The Supreme Court, in a defeat for Virginia apple growers, yesterday ruled 8 to 0 that the government of Puerto Rico can sue the orchard owners for refusing to hire its workers.

Puerto Rico had sued the growers, arguing that they violated federal migrant-worker laws by hiring Jamaicans to pick apples when U.S. citizens--Puerto Rican laborers--were available for the jobs.

The growers said the Puerto Ricans, unlike the Jamaicans, were unsuited for the work, were weak, didn't work hard, and couldn't pick the normal 110 of the 40-pound bushels of apples a day. They also claimed there were so few Puerto Ricans involved in the lawsuit that the island government didn't have the right to sue and that the workers could file lawsuits on their own.

The Puerto Rican government claimed its workers were being discriminated against and that the refusal to hire the apple pickers would taint other Puerto Rican workers who would then have problems gaining employment on the mainland. The government said it had the right to sue as part of its responsibility to its citizens, 30 percent of whom are unemployed.

The decision opens the way for a lower court trial on Puerto Rico's claims.

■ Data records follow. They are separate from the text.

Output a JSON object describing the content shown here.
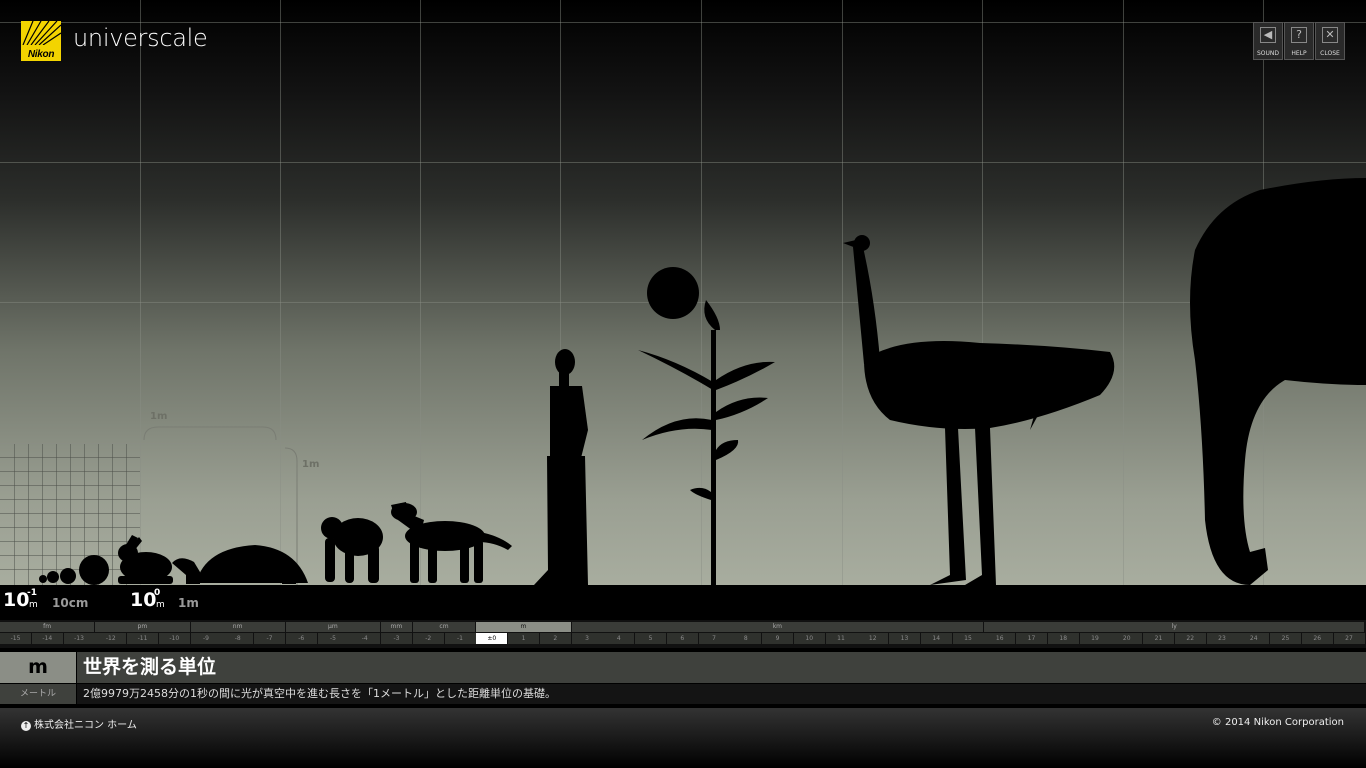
{
  "app": {
    "brand": "Nikon",
    "title": "universcale"
  },
  "controls": [
    {
      "label": "SOUND",
      "icon": "speaker-icon"
    },
    {
      "label": "HELP",
      "icon": "question-icon"
    },
    {
      "label": "CLOSE",
      "icon": "close-icon"
    }
  ],
  "scale_markers": {
    "horizontal": "1m",
    "vertical": "1m"
  },
  "powers": [
    {
      "base": "10",
      "exp": "-1",
      "unit": "m",
      "label": "10cm"
    },
    {
      "base": "10",
      "exp": "0",
      "unit": "m",
      "label": "1m"
    }
  ],
  "ruler": {
    "units": [
      {
        "name": "fm",
        "from": -15,
        "to": -13
      },
      {
        "name": "pm",
        "from": -12,
        "to": -10
      },
      {
        "name": "nm",
        "from": -9,
        "to": -7
      },
      {
        "name": "μm",
        "from": -6,
        "to": -4
      },
      {
        "name": "mm",
        "from": -3,
        "to": -3
      },
      {
        "name": "cm",
        "from": -2,
        "to": -1
      },
      {
        "name": "m",
        "from": 0,
        "to": 2,
        "active": true
      },
      {
        "name": "km",
        "from": 3,
        "to": 15
      },
      {
        "name": "ly",
        "from": 16,
        "to": 27
      }
    ],
    "ticks": [
      "-15",
      "-14",
      "-13",
      "-12",
      "-11",
      "-10",
      "-9",
      "-8",
      "-7",
      "-6",
      "-5",
      "-4",
      "-3",
      "-2",
      "-1",
      "±0",
      "1",
      "2",
      "3",
      "4",
      "5",
      "6",
      "7",
      "8",
      "9",
      "10",
      "11",
      "12",
      "13",
      "14",
      "15",
      "16",
      "17",
      "18",
      "19",
      "20",
      "21",
      "22",
      "23",
      "24",
      "25",
      "26",
      "27"
    ],
    "active_tick": "±0"
  },
  "info": {
    "unit": "m",
    "unit_name": "メートル",
    "headline": "世界を測る単位",
    "description": "2億9979万2458分の1秒の間に光が真空中を進む長さを「1メートル」とした距離単位の基礎。"
  },
  "footer": {
    "home_link": "株式会社ニコン ホーム",
    "copyright": "© 2014 Nikon Corporation"
  },
  "colors": {
    "logo_yellow": "#f3d400",
    "silhouette": "#000000",
    "active_unit": "#8b8e86"
  }
}
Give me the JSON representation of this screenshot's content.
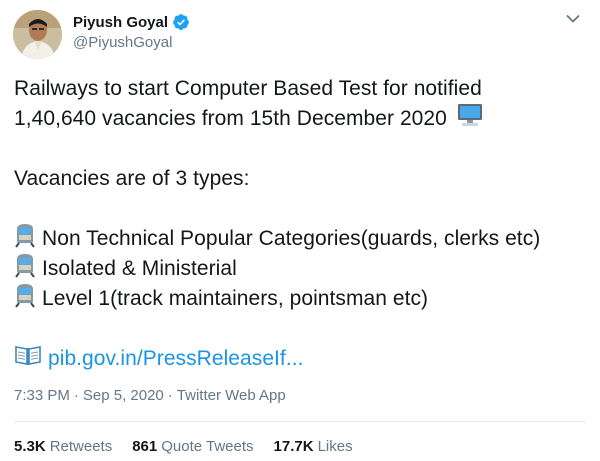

"Just as we have long recognized that a state's interest in the health and well-being of its residents extends beyond mere physical interests to economic and commercial interests, we recognize a similar state interest in securing residents from the harmful effects of discrimination," the court said in an opinion written by Justice Byron R. White. "This court has had too much experience with the political, social and moral damage of discrimination not to recognize that a state has a substantial interest in assuring its residents that it will act to protect them from these evils."

Justice Lewis F. Powell did not participate in the vote.

The apple growers' contention that only about 787 job opportunities in Virginia were involved, with little effect on the Puerto Rican economy, "is too narrow a view of the interests at stake here," the court said.

Under the Wagner-Peyser Act, growers looking for workers circulate job openings locally and if workers aren't available, a federal network is used to recruit through other agencies on the mainland and in U.S. territories.

The Immigration and Naturalization Act allows the hiring of temporary foreign workers only "if unemployed persons capable of performing such service or labor cannot be found in this country . . ."

Puerto Rico's suit, filed three years ago, was dismissed by the U.S. District Court for the Western District of Virginia, which ruled in favor of the growers. However, the 4th U.S. Circuit Court of Appeals overturned that decision, saying the Puerto Rican government had standing to sue because it is charged with developing the interest and welfare of its workers.

"The number of farm workers temporarily employed annually does not accurately measure the potential effect of the damaged recruitment efforts on all of Puerto Rico's citizens," the appeals court wrote.

The Supreme Court agreed. "Regardless of the possibly limited effect of the alleged financial loss at issue here, we agree with the court of appeals that deliberate efforts to stigmatize the labor force as inferior carry a universal sting," the court said.